It’s 1970 – You’re A Teenager – You Live In L.A. – You’re In High School – You Have Discovered Three Sure Things In Life: Death, Taxes And The High School Dance
Unless you were hiding, dropped out or had a job, chances were pretty good you went to a dance at some point during your High School experience. It was a time honored ritual, like shaving or your first period or your first sip of Boone’s Farm Apple Wine. You had to go through it in order to get to the next step; French-kissing, hickeys and Drivers Ed. Everybody you knew went to at least one – some of you went to every one the school put on from the 10th grade to graduation. And, incredulously some of you even went long after you graduated because well, it was loaded with nostalgia. Not at the time – but over the years when your youthful cynicism gave way to wistful middle-aged gazes out windows and the old curiosities that began with “I wonder what happened to . . .” and fill in the blank spaces.
And maybe those rituals have changed in 2019, but in 1970 it was still the tradition; the Student Body would take all the money they raised during the semester and blow it on a band of note or at least vague recognition – and a member of the Sound Crew was stuck in the unenviable position of playing records before the band got there. It was almost always the guy who had bad taste in music and a 45 collection he borrowed from somebody. And you would be peering desperately around the cavernous space of the gym in search of your friends, one of whom promised to bring a “bottle of something” and the other who promised to bring a “toke of something”. Sometimes they made good on their promise and sometimes they brought excuses; “fuckin’ guy at the liquor store wouldn’t take my i.d.” or “all he had were diet pills”. The evening would begin as a meeting of sweaty palms – girls on one side – boys on the other; a collective gaze at something of crucial interest on the ceiling took place until one of the Type A students started gyrating in the middle of the floor.

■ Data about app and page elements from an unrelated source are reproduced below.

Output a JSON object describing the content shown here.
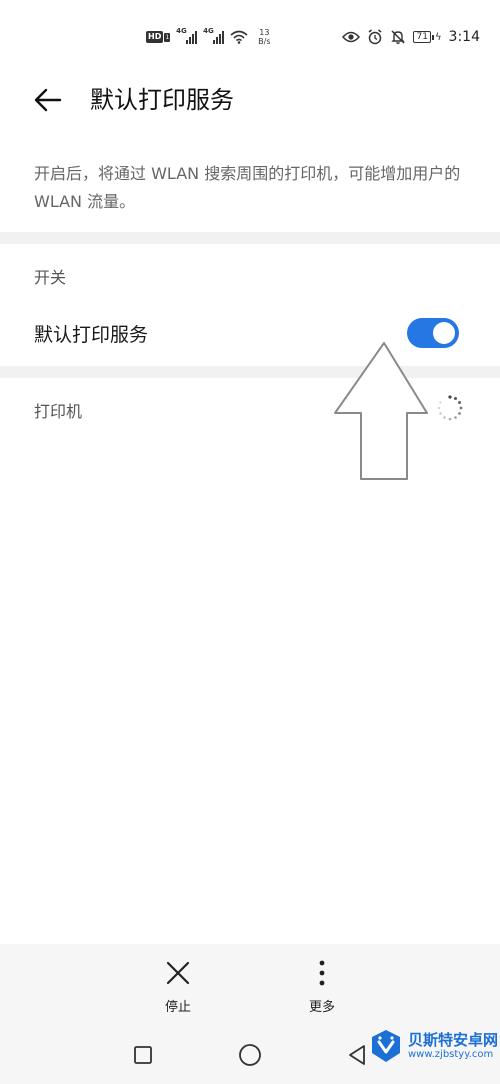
{
  "status_bar": {
    "hd": "HD",
    "hd_sub": "1",
    "signal1_gen": "4G",
    "signal2_gen": "4G",
    "net_speed_value": "13",
    "net_speed_unit": "B/s",
    "battery": "71",
    "time": "3:14"
  },
  "header": {
    "title": "默认打印服务"
  },
  "description": "开启后，将通过 WLAN 搜索周围的打印机，可能增加用户的 WLAN 流量。",
  "switch_section": {
    "header": "开关",
    "row_label": "默认打印服务",
    "enabled": true
  },
  "printer_section": {
    "header": "打印机"
  },
  "actions": {
    "stop_label": "停止",
    "more_label": "更多"
  },
  "watermark": {
    "name": "贝斯特安卓网",
    "url": "www.zjbstyy.com"
  },
  "colors": {
    "accent": "#2577e4",
    "watermark": "#1c6fd4"
  }
}
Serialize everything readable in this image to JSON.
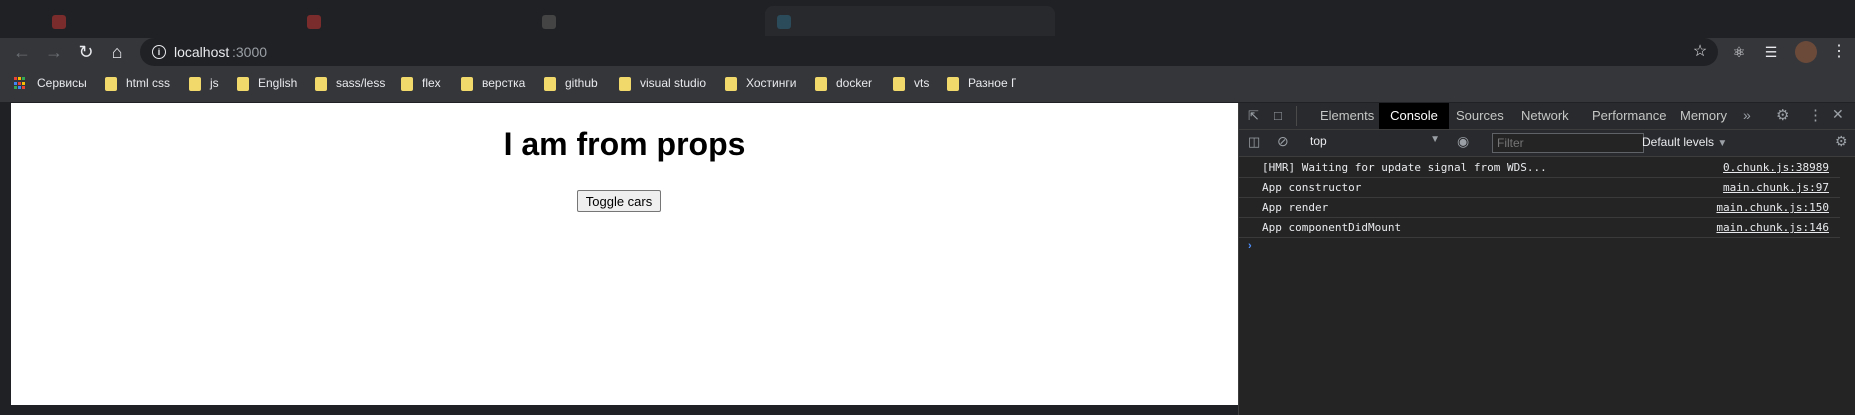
{
  "browser": {
    "url_host": "localhost",
    "url_port": ":3000"
  },
  "bookmarks": [
    {
      "label": "Сервисы"
    },
    {
      "label": "html css"
    },
    {
      "label": "js"
    },
    {
      "label": "English"
    },
    {
      "label": "sass/less"
    },
    {
      "label": "flex"
    },
    {
      "label": "верстка"
    },
    {
      "label": "github"
    },
    {
      "label": "visual studio"
    },
    {
      "label": "Хостинги"
    },
    {
      "label": "docker"
    },
    {
      "label": "vts"
    },
    {
      "label": "Разное Г"
    }
  ],
  "page": {
    "title": "I am from props",
    "toggle_button": "Toggle cars"
  },
  "devtools": {
    "tabs": [
      "Elements",
      "Console",
      "Sources",
      "Network",
      "Performance",
      "Memory"
    ],
    "active_tab": "Console",
    "context": "top",
    "filter_placeholder": "Filter",
    "levels": "Default levels",
    "logs": [
      {
        "message": "[HMR] Waiting for update signal from WDS...",
        "source": "0.chunk.js:38989"
      },
      {
        "message": "App constructor",
        "source": "main.chunk.js:97"
      },
      {
        "message": "App render",
        "source": "main.chunk.js:150"
      },
      {
        "message": "App componentDidMount",
        "source": "main.chunk.js:146"
      }
    ],
    "prompt": "›"
  },
  "icons": {
    "back": "back-arrow-icon",
    "forward": "forward-arrow-icon",
    "reload": "reload-icon",
    "home": "home-icon",
    "info": "info-icon",
    "star": "star-icon",
    "extensions": "puzzle-icon",
    "media": "media-control-icon",
    "menu": "kebab-menu-icon"
  },
  "colors": {
    "accent": "#4d90fe",
    "folder": "#f2d96b"
  }
}
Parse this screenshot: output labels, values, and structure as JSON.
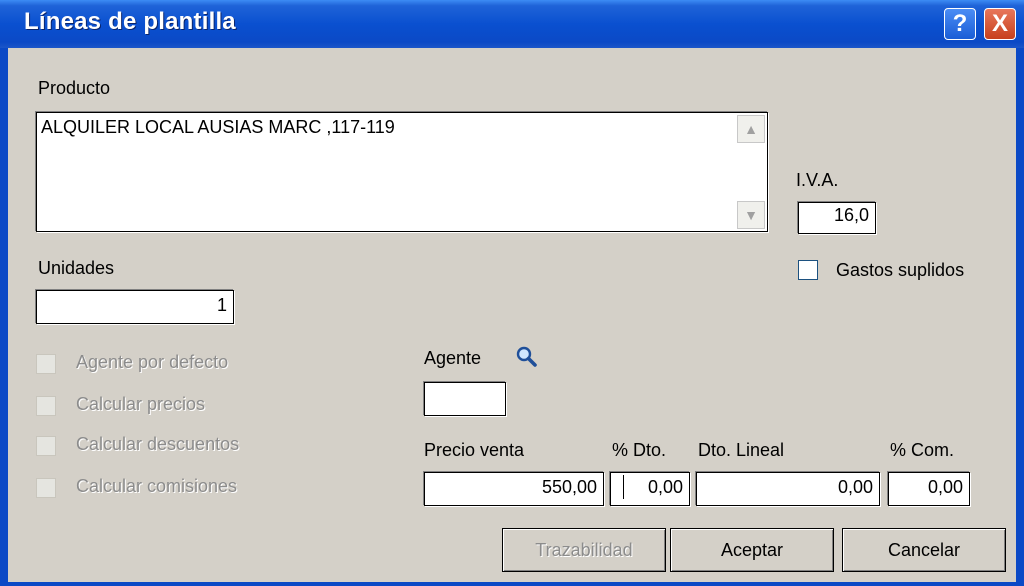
{
  "window": {
    "title": "Líneas de plantilla",
    "help_glyph": "?",
    "close_glyph": "X"
  },
  "producto": {
    "label": "Producto",
    "value": "ALQUILER LOCAL AUSIAS MARC ,117-119"
  },
  "iva": {
    "label": "I.V.A.",
    "value": "16,0"
  },
  "gastos": {
    "label": "Gastos suplidos",
    "checked": false
  },
  "unidades": {
    "label": "Unidades",
    "value": "1"
  },
  "options": [
    {
      "label": "Agente por defecto",
      "enabled": false
    },
    {
      "label": "Calcular precios",
      "enabled": false
    },
    {
      "label": "Calcular descuentos",
      "enabled": false
    },
    {
      "label": "Calcular comisiones",
      "enabled": false
    }
  ],
  "agente": {
    "label": "Agente",
    "value": "",
    "icon": "search-icon"
  },
  "precio_venta": {
    "label": "Precio venta",
    "value": "550,00"
  },
  "dto": {
    "label": "% Dto.",
    "value": "0,00"
  },
  "dto_lineal": {
    "label": "Dto. Lineal",
    "value": "0,00"
  },
  "com": {
    "label": "% Com.",
    "value": "0,00"
  },
  "buttons": {
    "trazabilidad": "Trazabilidad",
    "aceptar": "Aceptar",
    "cancelar": "Cancelar"
  },
  "colors": {
    "titlebar": "#0b49c6",
    "dialog_bg": "#d4d0c8",
    "disabled_text": "#8c8c8c"
  }
}
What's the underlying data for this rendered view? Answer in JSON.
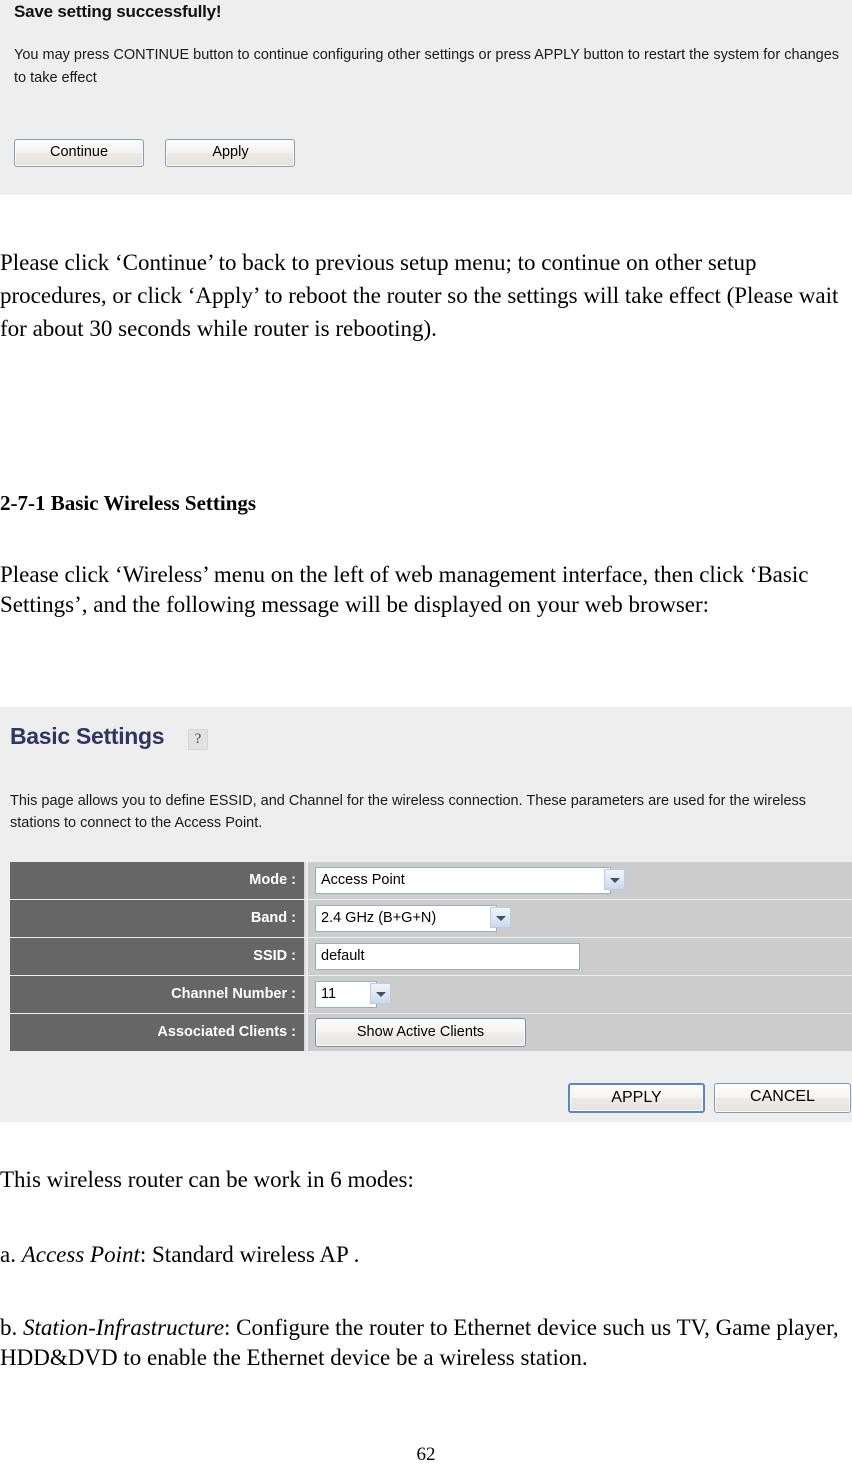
{
  "save_panel": {
    "title": "Save setting successfully!",
    "message": "You may press CONTINUE button to continue configuring other settings or press APPLY button to restart the system for changes to take effect",
    "continue_label": "Continue",
    "apply_label": "Apply"
  },
  "doc": {
    "paragraph_1": "Please click ‘Continue’ to back to previous setup menu; to continue on other setup procedures, or click ‘Apply’ to reboot the router so the settings will take effect (Please wait for about 30 seconds while router is rebooting).",
    "heading_1": "2-7-1 Basic Wireless Settings",
    "paragraph_2": "Please click ‘Wireless’ menu on the left of web management interface, then click ‘Basic Settings’, and the following message will be displayed on your web browser:",
    "paragraph_3": "This wireless router can be work in 6 modes:",
    "mode_a_prefix": "a. ",
    "mode_a_name": "Access Point",
    "mode_a_text": ": Standard wireless AP .",
    "mode_b_prefix": "b. ",
    "mode_b_name": "Station-Infrastructure",
    "mode_b_text": ": Configure the router to Ethernet device such us TV, Game player, HDD&DVD to enable the Ethernet device be a wireless station.",
    "page_number": "62"
  },
  "basic_settings": {
    "title": "Basic Settings",
    "help_icon_glyph": "?",
    "description": "This page allows you to define ESSID, and Channel for the wireless connection. These parameters are used for the wireless stations to connect to the Access Point.",
    "rows": [
      {
        "label": "Mode :",
        "value": "Access Point",
        "control": "select",
        "callout": "1"
      },
      {
        "label": "Band :",
        "value": "2.4 GHz (B+G+N)",
        "control": "select",
        "callout": "2"
      },
      {
        "label": "SSID :",
        "value": "default",
        "control": "text",
        "callout": "3"
      },
      {
        "label": "Channel Number :",
        "value": "11",
        "control": "select",
        "callout": "4"
      },
      {
        "label": "Associated Clients :",
        "value": "Show Active Clients",
        "control": "button",
        "callout": "5"
      }
    ],
    "apply_label": "APPLY",
    "cancel_label": "CANCEL"
  },
  "colors": {
    "panel_bg": "#eeeeee",
    "label_cell": "#666666",
    "field_cell": "#cccccc",
    "title_accent": "#333366",
    "focus_border": "#5a87c9"
  }
}
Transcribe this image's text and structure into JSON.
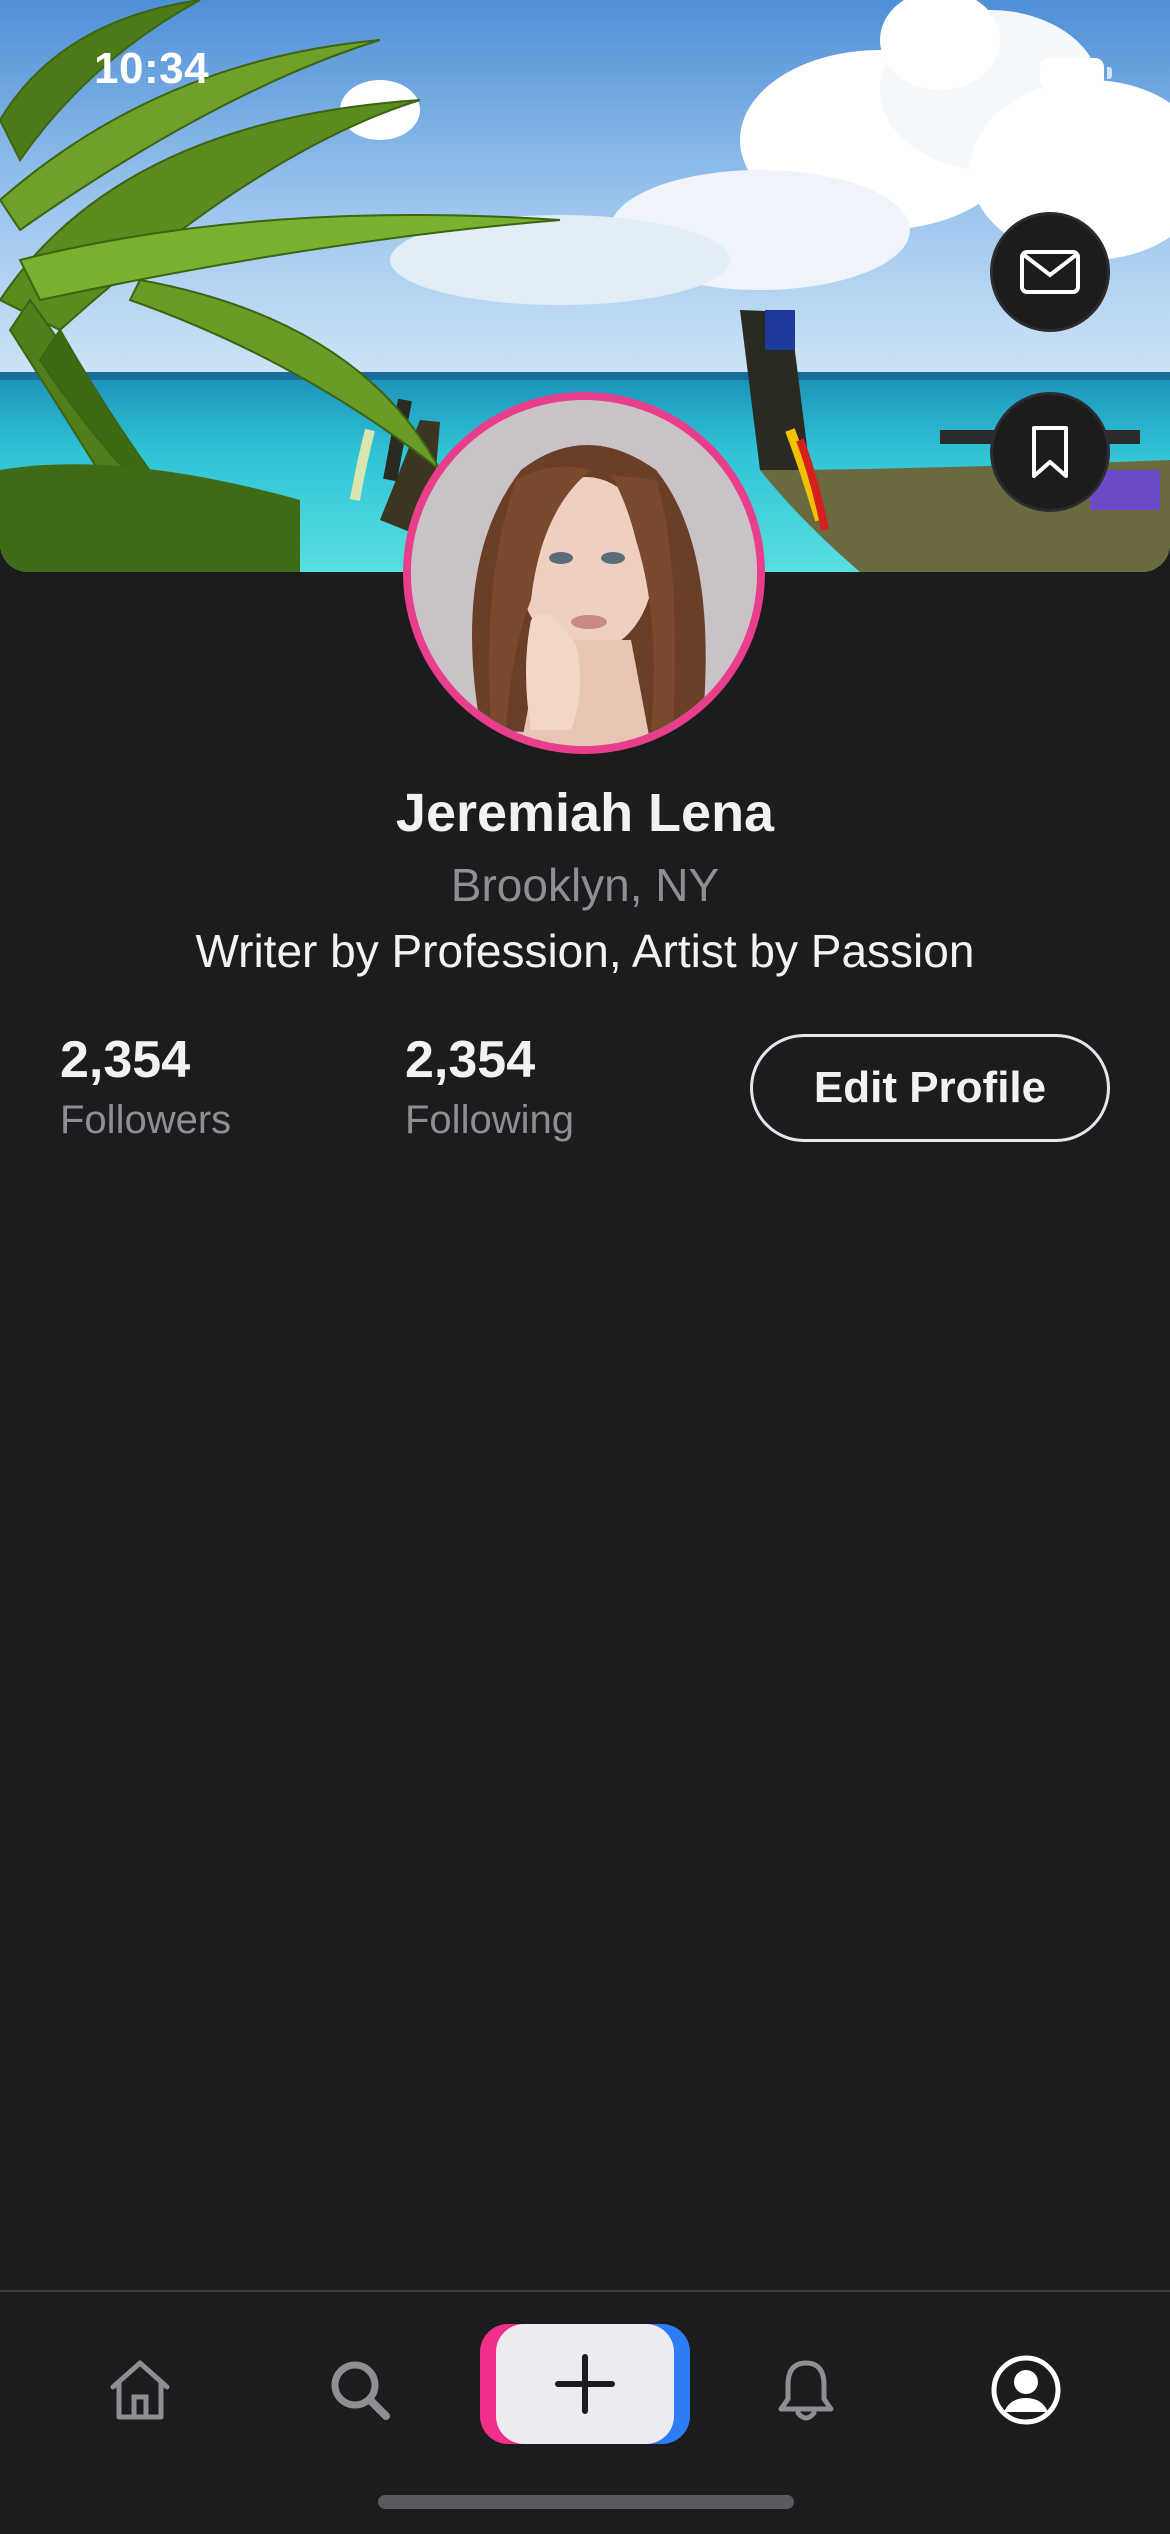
{
  "status_bar": {
    "time": "10:34"
  },
  "profile": {
    "name": "Jeremiah Lena",
    "location": "Brooklyn, NY",
    "bio": "Writer by Profession, Artist by Passion"
  },
  "stats": {
    "followers": {
      "count": "2,354",
      "label": "Followers"
    },
    "following": {
      "count": "2,354",
      "label": "Following"
    }
  },
  "actions": {
    "edit_profile": "Edit Profile"
  },
  "tab_bar": {
    "items": [
      "home-icon",
      "search-icon",
      "add-icon",
      "bell-icon",
      "profile-icon"
    ],
    "selected": "profile-icon"
  },
  "colors": {
    "background": "#1c1c1e",
    "avatar_ring": "#e83e8c",
    "add_button_pink": "#f0308a",
    "add_button_blue": "#2e7cf6",
    "secondary_text": "#8e8e93"
  }
}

And one by one, you wandered to the middle of the gym, commencing a body movement that bore more of a resemblance to a Grand mal seizure than something you saw on American Bandstand or Soul Train.
And another rite of passage came and went – and you survived. And either your life changed or you were too cool to care. In any event – you passed and you were on to the next adventure.
And to go along with those adventures was your radio – yes, you were still listening to Top-40 AM, but less of it as time went on. In this case, it was KGBS and the date was May 22, 1970 and the disc jockey was Bill Thompson.
And it all fell into place.
This is a work of fiction. Names, characters, businesses, places, events, locales, and incidents are either the products of the author’s imagination or used in a fictitious manner. Any resemblance to actual persons, living or dead, or actual events is purely coincidental.